==== Records for this exercise ====

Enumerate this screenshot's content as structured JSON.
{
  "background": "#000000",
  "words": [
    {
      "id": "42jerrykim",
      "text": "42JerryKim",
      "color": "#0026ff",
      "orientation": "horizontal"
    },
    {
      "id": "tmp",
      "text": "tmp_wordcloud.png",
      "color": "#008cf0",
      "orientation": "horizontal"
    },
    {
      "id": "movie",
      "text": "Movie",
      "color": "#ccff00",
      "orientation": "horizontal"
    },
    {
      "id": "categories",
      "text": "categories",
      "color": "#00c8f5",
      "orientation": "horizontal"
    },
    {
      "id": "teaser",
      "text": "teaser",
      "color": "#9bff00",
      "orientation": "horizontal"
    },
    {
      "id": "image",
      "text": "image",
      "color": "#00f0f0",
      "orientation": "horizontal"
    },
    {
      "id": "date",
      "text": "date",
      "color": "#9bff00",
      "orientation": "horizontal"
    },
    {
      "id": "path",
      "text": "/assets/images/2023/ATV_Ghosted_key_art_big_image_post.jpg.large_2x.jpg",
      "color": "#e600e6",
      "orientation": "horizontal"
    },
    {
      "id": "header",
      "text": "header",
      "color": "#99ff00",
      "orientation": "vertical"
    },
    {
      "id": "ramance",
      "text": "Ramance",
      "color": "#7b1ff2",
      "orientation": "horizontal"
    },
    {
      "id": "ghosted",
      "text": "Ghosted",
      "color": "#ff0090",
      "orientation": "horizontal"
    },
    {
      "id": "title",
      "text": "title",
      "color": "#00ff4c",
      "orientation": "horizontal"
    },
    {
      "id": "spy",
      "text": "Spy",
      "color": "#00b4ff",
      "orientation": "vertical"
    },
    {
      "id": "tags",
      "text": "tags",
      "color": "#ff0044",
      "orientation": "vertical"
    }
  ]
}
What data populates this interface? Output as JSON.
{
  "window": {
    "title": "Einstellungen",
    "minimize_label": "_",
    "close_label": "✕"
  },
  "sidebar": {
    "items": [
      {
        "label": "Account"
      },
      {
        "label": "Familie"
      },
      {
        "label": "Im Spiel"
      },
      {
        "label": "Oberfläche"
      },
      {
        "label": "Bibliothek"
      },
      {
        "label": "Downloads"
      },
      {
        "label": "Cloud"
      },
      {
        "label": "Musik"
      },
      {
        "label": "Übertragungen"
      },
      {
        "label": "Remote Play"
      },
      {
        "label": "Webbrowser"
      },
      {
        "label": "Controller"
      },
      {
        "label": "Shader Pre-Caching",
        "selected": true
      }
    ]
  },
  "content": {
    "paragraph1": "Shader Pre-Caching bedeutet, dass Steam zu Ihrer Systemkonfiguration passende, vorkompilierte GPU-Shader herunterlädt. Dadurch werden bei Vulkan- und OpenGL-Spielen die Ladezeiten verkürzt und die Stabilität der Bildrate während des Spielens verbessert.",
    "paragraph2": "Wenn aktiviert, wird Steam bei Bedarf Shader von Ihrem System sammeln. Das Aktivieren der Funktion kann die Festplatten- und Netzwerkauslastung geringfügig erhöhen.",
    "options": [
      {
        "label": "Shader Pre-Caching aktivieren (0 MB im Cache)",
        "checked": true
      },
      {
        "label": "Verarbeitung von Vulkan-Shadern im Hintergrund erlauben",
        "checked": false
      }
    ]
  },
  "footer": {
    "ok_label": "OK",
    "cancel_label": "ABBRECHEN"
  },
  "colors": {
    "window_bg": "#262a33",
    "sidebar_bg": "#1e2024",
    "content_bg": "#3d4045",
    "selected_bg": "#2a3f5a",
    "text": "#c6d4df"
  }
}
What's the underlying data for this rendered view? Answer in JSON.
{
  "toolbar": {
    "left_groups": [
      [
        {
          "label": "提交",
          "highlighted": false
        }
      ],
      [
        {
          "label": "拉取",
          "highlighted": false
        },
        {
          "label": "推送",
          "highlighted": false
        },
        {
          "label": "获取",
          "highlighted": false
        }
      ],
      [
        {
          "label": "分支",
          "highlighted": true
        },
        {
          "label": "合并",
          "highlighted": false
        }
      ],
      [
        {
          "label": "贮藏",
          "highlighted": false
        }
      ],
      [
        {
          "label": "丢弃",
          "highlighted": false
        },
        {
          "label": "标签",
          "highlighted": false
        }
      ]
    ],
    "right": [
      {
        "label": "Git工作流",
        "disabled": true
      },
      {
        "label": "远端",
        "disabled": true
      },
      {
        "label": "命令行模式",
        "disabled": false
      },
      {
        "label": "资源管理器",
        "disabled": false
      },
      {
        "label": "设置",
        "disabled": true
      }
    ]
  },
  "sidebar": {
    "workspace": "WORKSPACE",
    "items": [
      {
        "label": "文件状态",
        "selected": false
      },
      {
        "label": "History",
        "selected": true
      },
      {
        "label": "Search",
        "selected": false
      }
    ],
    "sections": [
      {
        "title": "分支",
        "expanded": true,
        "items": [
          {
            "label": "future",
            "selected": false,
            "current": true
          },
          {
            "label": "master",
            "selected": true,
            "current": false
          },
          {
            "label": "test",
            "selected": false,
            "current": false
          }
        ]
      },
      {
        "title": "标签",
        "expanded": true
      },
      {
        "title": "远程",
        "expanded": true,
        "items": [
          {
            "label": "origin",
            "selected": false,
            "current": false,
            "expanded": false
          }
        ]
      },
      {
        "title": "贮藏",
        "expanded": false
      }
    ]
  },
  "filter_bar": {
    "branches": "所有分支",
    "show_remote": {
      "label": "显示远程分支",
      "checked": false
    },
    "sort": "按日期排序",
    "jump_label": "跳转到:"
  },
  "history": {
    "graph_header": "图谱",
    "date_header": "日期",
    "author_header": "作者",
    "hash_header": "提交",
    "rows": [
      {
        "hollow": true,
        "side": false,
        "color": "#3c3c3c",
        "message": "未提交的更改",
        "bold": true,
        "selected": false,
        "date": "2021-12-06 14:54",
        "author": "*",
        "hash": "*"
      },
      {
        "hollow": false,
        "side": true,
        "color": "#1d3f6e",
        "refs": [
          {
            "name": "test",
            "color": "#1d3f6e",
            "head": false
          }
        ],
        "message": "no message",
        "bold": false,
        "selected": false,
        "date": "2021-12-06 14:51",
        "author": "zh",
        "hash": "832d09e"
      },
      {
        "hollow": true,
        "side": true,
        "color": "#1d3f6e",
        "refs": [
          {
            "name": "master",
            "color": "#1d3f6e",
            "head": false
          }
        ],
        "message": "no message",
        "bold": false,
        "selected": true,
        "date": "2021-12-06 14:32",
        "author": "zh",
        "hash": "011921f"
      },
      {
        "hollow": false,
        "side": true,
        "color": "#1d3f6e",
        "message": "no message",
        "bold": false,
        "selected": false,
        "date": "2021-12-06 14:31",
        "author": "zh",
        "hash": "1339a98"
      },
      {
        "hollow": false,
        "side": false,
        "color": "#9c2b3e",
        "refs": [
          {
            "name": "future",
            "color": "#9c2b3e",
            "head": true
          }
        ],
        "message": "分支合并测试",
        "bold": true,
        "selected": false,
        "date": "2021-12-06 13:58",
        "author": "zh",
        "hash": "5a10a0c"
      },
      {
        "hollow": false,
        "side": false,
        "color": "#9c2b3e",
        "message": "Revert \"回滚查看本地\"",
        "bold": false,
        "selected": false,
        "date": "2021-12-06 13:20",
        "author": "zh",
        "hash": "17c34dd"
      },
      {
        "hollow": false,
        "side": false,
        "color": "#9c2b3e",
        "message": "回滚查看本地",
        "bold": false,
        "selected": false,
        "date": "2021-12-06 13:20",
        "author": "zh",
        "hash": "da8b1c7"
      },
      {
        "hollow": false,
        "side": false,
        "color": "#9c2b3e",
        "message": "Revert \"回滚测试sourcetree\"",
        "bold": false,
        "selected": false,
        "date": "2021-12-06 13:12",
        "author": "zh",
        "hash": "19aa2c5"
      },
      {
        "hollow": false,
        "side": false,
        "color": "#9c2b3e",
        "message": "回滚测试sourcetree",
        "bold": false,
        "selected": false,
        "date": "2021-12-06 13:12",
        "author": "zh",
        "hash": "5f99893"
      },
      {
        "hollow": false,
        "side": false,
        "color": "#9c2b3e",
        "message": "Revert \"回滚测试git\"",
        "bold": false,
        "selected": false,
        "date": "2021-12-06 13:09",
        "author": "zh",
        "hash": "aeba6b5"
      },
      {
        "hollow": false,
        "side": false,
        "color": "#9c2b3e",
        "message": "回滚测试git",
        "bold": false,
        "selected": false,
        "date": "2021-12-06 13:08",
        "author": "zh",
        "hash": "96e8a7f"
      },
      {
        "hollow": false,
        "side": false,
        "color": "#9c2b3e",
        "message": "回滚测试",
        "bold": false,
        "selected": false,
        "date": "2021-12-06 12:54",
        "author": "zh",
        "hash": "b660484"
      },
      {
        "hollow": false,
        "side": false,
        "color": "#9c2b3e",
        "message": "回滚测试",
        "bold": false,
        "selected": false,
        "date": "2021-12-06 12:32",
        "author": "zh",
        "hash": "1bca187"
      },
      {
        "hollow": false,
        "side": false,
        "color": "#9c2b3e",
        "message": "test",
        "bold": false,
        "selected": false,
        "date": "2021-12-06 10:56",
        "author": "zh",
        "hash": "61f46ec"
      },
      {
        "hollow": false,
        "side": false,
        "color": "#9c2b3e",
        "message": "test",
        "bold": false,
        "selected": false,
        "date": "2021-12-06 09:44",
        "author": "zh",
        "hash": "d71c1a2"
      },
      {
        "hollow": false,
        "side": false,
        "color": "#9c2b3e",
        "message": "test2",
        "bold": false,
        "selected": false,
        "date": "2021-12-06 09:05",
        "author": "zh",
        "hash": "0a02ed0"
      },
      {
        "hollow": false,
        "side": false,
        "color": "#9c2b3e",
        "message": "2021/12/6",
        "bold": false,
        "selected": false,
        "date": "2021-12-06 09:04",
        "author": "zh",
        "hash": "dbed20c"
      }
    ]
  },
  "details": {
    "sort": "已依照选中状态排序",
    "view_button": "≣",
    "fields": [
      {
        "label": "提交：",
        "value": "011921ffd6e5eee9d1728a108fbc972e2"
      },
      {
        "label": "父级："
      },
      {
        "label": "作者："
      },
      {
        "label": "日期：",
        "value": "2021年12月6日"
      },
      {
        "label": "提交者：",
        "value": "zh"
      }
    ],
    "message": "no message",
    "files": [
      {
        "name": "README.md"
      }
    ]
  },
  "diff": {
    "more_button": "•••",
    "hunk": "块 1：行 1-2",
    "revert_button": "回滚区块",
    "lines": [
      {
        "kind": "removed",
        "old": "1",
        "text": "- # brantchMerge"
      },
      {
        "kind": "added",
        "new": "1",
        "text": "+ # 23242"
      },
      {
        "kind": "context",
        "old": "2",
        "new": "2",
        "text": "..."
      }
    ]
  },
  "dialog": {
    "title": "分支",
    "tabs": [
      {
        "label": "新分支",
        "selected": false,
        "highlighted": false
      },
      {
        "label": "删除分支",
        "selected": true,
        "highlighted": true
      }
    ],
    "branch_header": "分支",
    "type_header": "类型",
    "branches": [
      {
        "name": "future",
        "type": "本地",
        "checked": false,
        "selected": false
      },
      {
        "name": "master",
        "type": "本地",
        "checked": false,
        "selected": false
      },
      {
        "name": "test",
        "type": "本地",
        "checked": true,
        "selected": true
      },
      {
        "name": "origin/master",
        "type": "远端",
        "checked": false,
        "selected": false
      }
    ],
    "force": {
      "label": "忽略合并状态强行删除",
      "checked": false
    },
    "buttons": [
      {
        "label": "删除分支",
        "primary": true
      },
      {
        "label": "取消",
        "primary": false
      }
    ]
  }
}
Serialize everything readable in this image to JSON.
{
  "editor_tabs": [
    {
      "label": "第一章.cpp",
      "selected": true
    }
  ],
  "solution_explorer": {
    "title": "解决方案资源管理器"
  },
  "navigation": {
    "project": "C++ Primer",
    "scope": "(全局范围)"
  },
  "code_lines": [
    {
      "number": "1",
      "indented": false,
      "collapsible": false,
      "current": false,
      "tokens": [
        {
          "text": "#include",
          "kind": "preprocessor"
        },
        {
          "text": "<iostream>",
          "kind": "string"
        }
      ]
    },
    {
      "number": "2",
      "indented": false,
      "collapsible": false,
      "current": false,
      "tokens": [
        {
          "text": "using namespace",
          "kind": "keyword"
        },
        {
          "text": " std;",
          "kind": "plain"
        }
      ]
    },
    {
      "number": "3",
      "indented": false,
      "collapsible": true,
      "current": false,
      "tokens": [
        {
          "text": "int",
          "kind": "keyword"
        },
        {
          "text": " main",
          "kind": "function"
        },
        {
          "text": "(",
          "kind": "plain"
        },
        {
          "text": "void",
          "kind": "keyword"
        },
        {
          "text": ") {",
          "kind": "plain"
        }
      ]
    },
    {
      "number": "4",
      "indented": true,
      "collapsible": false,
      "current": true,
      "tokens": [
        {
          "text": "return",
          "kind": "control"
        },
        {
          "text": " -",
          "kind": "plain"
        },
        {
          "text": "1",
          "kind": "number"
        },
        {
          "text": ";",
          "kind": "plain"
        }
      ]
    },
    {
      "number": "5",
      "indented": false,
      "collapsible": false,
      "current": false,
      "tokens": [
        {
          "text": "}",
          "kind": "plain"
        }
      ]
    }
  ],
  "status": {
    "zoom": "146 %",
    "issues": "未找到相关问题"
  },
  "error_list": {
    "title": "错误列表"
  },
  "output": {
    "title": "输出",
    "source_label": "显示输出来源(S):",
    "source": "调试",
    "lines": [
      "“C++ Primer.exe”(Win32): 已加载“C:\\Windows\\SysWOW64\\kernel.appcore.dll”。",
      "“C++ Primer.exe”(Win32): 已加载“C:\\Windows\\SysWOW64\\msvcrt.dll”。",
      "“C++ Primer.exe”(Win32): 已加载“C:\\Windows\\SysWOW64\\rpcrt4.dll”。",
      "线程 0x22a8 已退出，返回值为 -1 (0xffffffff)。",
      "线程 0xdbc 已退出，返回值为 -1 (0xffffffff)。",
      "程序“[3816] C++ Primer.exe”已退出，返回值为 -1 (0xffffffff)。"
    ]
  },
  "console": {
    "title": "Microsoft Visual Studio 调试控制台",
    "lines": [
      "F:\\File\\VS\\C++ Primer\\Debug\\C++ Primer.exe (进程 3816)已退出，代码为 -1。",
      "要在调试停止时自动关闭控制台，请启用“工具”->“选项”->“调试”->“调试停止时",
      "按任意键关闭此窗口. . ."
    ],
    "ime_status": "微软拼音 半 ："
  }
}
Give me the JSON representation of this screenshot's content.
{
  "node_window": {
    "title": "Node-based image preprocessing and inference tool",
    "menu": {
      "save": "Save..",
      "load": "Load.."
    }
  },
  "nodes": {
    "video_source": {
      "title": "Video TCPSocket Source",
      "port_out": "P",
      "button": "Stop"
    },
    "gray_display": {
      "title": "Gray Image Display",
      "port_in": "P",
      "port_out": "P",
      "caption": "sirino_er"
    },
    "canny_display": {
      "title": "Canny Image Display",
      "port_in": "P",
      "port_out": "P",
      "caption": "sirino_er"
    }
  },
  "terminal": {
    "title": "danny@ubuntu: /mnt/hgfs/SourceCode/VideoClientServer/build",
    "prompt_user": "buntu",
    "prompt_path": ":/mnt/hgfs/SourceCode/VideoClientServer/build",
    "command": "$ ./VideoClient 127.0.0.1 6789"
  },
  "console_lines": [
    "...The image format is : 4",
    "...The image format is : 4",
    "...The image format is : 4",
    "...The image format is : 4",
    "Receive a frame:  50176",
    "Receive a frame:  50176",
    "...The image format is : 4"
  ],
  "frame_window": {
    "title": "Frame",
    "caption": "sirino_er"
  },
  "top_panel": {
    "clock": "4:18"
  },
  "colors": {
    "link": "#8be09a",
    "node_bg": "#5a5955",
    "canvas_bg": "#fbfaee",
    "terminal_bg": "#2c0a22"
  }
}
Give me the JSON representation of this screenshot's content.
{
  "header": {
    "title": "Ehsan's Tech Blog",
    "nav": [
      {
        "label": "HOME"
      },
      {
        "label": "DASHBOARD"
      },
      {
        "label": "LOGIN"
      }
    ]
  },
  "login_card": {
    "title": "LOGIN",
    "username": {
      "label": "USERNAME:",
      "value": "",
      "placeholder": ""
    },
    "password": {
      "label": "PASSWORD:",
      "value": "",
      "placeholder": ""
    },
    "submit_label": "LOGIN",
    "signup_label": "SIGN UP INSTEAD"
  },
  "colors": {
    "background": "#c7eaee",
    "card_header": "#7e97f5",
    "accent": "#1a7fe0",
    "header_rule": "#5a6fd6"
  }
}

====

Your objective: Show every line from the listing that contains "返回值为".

Response box:
      "线程 0x22a8 已退出，返回值为 -1 (0xffffffff)。",
      "线程 0xdbc 已退出，返回值为 -1 (0xffffffff)。",
      "程序“[3816] C++ Primer.exe”已退出，返回值为 -1 (0xffffffff)。"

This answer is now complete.